Pope Francis condemns the 'evil' of legalizing drugs
c. 2014 Religion News Service
VATICAN CITY (RNS) Pope Francis on Friday (June 20) strongly condemned the legalization of recreational drugs, saying all drug use was “evil” and deserved no type of compromise.
Francis told participants from a drug enforcement conference in Rome that attempts to legalize recreational drugs were “not only highly questionable from a legislative standpoint,” but failed to produce “the desired effects.”
It is not the first time that the pope has spoken out against what he calls the “scourge of drug use”; he met crack cocaine addicts in Rio de Janeiro on his first official visit to Brazil last year.
But it was a particularly strong statement from the pontiff and is likely to add to the debate in the U.S. following the legalization of marijuana for recreational use in Colorado and Washington state in 2012.
Nearly two dozen U.S. states and the District of Columbia have legalized marijuana for medical use; bids to decriminalize marijuana for recreational use are pending in Maryland, California, Oregon, Alaska, Maine, Massachusetts and the District of Columbia, with other states considered likely to follow.
“Let me state this in the clearest terms possible: the problem of drug use is not solved with drugs! Drug addiction is an evil, and with evil there can be no yielding or compromise,” Francis said.
“To think that harm can be reduced by permitting drug addicts to use narcotics in no way resolves the problem.
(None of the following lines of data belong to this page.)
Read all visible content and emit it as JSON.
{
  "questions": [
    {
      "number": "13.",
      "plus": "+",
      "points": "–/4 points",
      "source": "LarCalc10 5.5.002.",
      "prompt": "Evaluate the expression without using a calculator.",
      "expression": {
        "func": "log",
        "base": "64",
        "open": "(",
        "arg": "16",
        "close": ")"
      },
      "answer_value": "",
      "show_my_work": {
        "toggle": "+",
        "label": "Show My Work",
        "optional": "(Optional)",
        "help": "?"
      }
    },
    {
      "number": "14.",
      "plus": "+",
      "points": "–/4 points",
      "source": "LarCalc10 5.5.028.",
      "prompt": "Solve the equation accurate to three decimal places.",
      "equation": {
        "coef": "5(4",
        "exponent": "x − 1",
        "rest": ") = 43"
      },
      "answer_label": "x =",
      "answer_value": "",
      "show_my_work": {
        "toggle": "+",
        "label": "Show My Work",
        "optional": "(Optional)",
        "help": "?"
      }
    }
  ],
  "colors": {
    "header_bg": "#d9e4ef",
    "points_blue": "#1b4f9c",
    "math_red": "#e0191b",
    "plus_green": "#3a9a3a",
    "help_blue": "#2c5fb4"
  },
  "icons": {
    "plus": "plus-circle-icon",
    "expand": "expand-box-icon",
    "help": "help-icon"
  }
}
Attempts, however limited, to legalize so-called ‘recreational drugs’ are not only highly questionable from a legislative standpoint, but they fail to produce the desired effects.”
The pope said drug use was fed by a “deplorable” international commerce that put the lives of adolescents and young people in danger. “Faced with this reality, I can only manifest my grief and concern,” he said.
He said “substitute drugs” were a “veiled means” of surrendering, and said there should be no room for illicit drugs, alcohol abuse, or other forms of addiction.